■ Try it ■
Scan the entries below. Report each line where the string "icon" occurs.

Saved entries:
▼
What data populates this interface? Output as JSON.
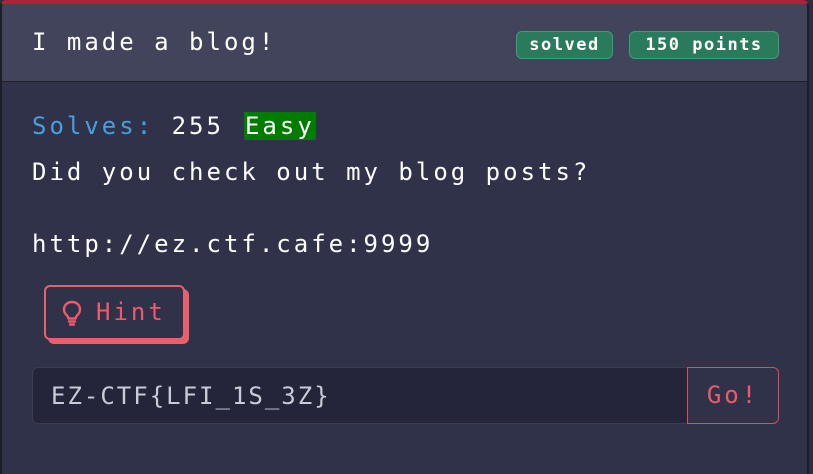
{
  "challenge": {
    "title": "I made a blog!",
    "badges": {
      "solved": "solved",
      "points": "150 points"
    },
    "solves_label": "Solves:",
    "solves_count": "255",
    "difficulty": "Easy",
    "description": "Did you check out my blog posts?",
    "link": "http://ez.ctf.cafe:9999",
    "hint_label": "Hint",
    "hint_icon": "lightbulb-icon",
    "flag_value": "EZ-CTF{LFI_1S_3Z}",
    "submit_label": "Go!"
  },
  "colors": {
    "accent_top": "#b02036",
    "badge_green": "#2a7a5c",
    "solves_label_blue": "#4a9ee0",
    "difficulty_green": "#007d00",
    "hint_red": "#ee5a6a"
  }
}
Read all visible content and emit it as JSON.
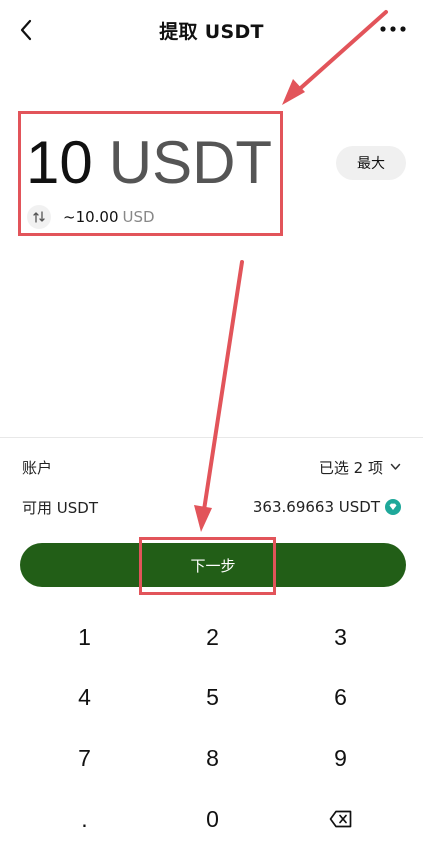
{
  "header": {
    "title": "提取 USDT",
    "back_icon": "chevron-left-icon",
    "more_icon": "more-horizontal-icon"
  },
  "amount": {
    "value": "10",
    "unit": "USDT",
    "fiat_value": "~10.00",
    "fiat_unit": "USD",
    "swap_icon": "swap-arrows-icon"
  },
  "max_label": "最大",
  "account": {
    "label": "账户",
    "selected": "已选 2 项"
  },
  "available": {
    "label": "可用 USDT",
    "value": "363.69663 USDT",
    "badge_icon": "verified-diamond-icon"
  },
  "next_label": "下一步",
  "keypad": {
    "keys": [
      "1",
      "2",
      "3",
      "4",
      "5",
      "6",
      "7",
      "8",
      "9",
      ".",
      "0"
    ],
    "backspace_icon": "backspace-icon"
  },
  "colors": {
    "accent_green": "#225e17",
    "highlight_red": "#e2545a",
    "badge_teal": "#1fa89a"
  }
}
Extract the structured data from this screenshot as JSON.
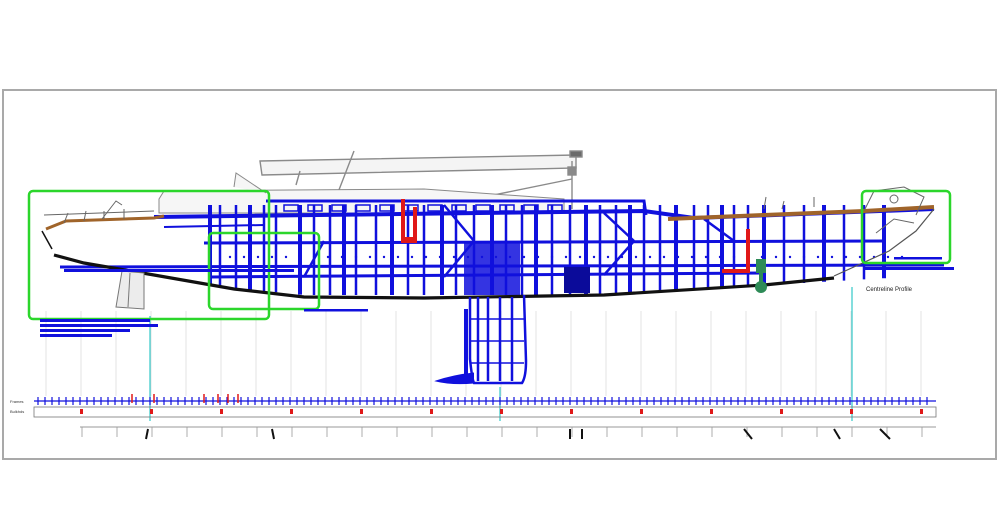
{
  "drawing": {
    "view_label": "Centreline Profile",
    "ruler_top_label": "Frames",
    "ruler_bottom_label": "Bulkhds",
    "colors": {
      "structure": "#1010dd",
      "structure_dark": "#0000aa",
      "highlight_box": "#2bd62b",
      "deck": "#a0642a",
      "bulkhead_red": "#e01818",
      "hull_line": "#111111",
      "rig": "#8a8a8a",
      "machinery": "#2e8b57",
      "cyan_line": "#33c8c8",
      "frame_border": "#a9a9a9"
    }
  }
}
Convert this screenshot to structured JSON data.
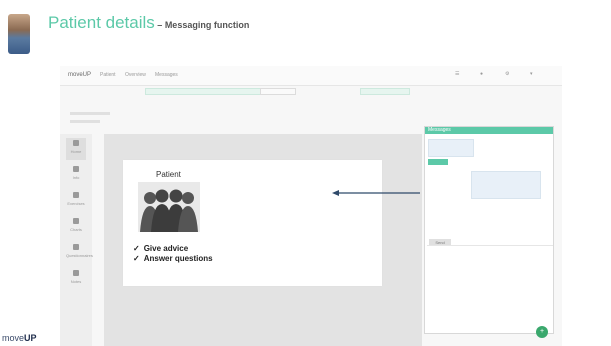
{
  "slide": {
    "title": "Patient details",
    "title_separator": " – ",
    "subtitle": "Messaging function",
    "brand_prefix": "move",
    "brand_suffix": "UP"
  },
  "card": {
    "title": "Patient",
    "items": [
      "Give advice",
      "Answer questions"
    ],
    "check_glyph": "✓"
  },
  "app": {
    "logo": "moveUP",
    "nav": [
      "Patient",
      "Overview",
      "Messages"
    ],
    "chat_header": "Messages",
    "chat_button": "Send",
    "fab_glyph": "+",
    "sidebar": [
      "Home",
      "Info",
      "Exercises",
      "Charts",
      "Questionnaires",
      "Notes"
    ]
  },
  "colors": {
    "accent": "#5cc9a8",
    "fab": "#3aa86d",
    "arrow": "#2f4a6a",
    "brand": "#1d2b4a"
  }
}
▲
■ Answer section ■
    "hint_icon": "lightbulb-icon",
    "back_icon": "chevron-left-icon",
    "more_icon": "more-horizontal-icon"
    "swap_icon": "swap-arrows-icon"
    "badge_icon": "verified-diamond-icon"
    "backspace_icon": "backspace-icon"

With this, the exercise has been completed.